So Texas’ choice is this: better prospects and some serious pressure to spend a lot of money after this season for Lee, or a b-grade prospect or two and the certainty of spending a lot of money for Oswalt right now.
I think it’s a lot closer a call than many think.
A report from the Baltimore Sun’s Dan Connolly suggests that free agent catcher Welington Castillo currently tops the Orioles’ list of potential backstop targets for the 2017 season. With Matt Wieters on the market, the Orioles lack a suitable platoon partner for Caleb Joseph behind the dish, and Connolly adds that the club has been discussing a multi-year deal with Castillo’s representatives since the Winter Meetings.
Castillo batted .264/.322/.423 with the Diamondbacks in 2016, racking up 14 home runs and driving in a career-high 68 RBI in 457 PA. His bat provides much of his upside, and Connolly quoted an anonymous National League scout who believes that the 29-year-old’s defensive profile has fallen short of his potential in recent years.
For better or worse, both the Orioles and Castillo appear far from locking in a deal for 2017. Both the Rays and Braves have expressed interest in the veteran catcher during the past week, while the Orioles are reportedly considering Wieters, Nick Hundley and Chris Iannetta as alternatives behind the plate.
The Phillies reportedly signed veteran outfielder Daniel Nava to a minor league contract, according to Matt Gelb of the Philadelphia Inquirer.
Nava began the season on a one-year contract with the Angels, during which he slashed .235/.309/.303 through 136 PA in the first half of 2016. He was flipped to the Royals in late August for a player to be named later and saw the remainder of his year go down the drain on an .091 average through 12 PA in Anaheim. After getting the boot from the Angels’ 40-man roster in November, the 33-year-old outfielder elected free agency.

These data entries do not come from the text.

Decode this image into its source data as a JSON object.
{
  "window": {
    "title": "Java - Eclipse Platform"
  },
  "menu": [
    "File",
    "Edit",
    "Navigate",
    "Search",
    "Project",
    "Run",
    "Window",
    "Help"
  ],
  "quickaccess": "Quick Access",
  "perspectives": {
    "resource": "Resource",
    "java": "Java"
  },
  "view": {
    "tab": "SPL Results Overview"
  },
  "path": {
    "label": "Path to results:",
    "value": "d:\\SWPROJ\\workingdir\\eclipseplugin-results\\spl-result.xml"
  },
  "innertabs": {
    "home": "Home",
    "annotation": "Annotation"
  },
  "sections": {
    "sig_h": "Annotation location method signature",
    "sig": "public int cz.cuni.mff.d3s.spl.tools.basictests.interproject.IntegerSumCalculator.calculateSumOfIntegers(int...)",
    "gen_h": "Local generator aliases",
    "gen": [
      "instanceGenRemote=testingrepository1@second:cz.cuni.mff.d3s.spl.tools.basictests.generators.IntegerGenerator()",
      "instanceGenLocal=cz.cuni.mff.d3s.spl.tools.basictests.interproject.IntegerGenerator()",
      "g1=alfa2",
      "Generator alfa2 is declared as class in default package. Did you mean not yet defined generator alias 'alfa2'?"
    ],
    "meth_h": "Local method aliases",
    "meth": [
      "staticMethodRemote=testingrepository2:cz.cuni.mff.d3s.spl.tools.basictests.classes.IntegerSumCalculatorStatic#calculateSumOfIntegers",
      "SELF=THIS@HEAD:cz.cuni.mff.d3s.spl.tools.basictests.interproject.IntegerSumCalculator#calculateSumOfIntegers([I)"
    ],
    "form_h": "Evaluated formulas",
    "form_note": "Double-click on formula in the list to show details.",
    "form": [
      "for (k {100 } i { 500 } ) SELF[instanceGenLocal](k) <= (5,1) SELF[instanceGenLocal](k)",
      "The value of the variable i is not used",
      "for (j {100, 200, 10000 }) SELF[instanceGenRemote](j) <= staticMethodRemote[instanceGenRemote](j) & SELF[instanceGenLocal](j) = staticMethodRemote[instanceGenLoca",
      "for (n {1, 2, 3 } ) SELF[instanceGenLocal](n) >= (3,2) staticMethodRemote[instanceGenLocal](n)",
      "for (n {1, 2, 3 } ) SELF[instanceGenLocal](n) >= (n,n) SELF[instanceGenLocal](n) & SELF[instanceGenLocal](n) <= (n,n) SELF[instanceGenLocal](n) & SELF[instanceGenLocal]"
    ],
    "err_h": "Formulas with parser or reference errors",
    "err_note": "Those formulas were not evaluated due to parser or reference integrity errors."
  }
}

Nava is expected to compete for a bench role on the Phillies’ roster in the spring. As it currently stands, the club’s projected 2017 outfield features Howie Kendrick and Odubel Herrera, with precious little depth behind them. Nava’s bat is underwhelming, but at the very least he offers the Phillies a warm body in left field and a potential platoon partner for one of their younger options, a la Tyler Goeddel or Roman Quinn.